From the first line to the last, set down the material exactly, leaving out its pictures.

******

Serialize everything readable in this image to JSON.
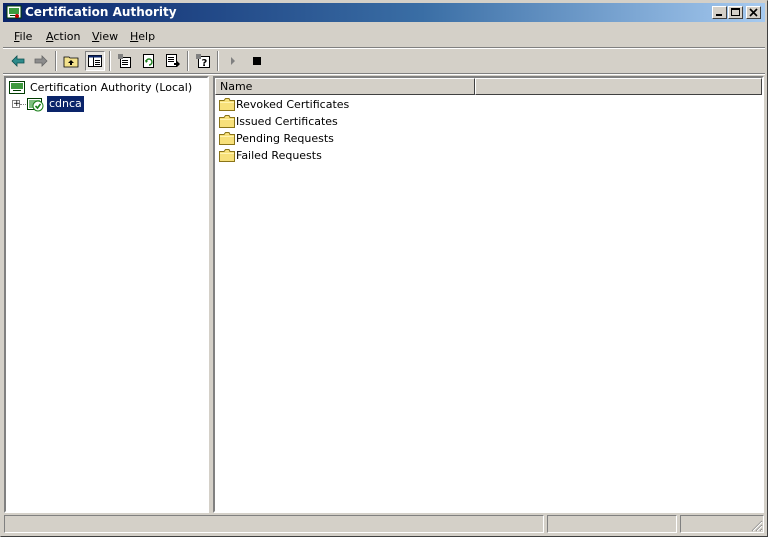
{
  "window": {
    "title": "Certification Authority"
  },
  "menu": [
    {
      "label": "File",
      "key": "F",
      "rest": "ile"
    },
    {
      "label": "Action",
      "key": "A",
      "rest": "ction"
    },
    {
      "label": "View",
      "key": "V",
      "rest": "iew"
    },
    {
      "label": "Help",
      "key": "H",
      "rest": "elp"
    }
  ],
  "toolbar": {
    "buttons": [
      "back-icon",
      "forward-icon",
      "up-one-level-icon",
      "show-hide-console-tree-icon",
      "properties-icon",
      "refresh-icon",
      "export-list-icon",
      "help-icon",
      "start-service-icon",
      "stop-service-icon"
    ]
  },
  "tree": {
    "root": "Certification Authority (Local)",
    "child": "cdnca"
  },
  "list": {
    "column": "Name",
    "items": [
      "Revoked Certificates",
      "Issued Certificates",
      "Pending Requests",
      "Failed Requests"
    ]
  },
  "colors": {
    "title_start": "#0a246a",
    "title_end": "#a6caf0",
    "selection": "#0a246a",
    "face": "#d4d0c8"
  }
}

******

| Task solution |
Serialize everything readable in this image to JSON.
{
  "window": {
    "title": "Certification Authority"
  },
  "menu": [
    {
      "label": "File",
      "key": "F",
      "rest": "ile"
    },
    {
      "label": "Action",
      "key": "A",
      "rest": "ction"
    },
    {
      "label": "View",
      "key": "V",
      "rest": "iew"
    },
    {
      "label": "Help",
      "key": "H",
      "rest": "elp"
    }
  ],
  "toolbar": {
    "buttons": [
      "back-icon",
      "forward-icon",
      "up-one-level-icon",
      "show-hide-console-tree-icon",
      "properties-icon",
      "refresh-icon",
      "export-list-icon",
      "help-icon",
      "start-service-icon",
      "stop-service-icon"
    ]
  },
  "tree": {
    "root": "Certification Authority (Local)",
    "child": "cdnca"
  },
  "list": {
    "column": "Name",
    "items": [
      "Revoked Certificates",
      "Issued Certificates",
      "Pending Requests",
      "Failed Requests"
    ]
  },
  "colors": {
    "title_start": "#0a246a",
    "title_end": "#a6caf0",
    "selection": "#0a246a",
    "face": "#d4d0c8"
  }
}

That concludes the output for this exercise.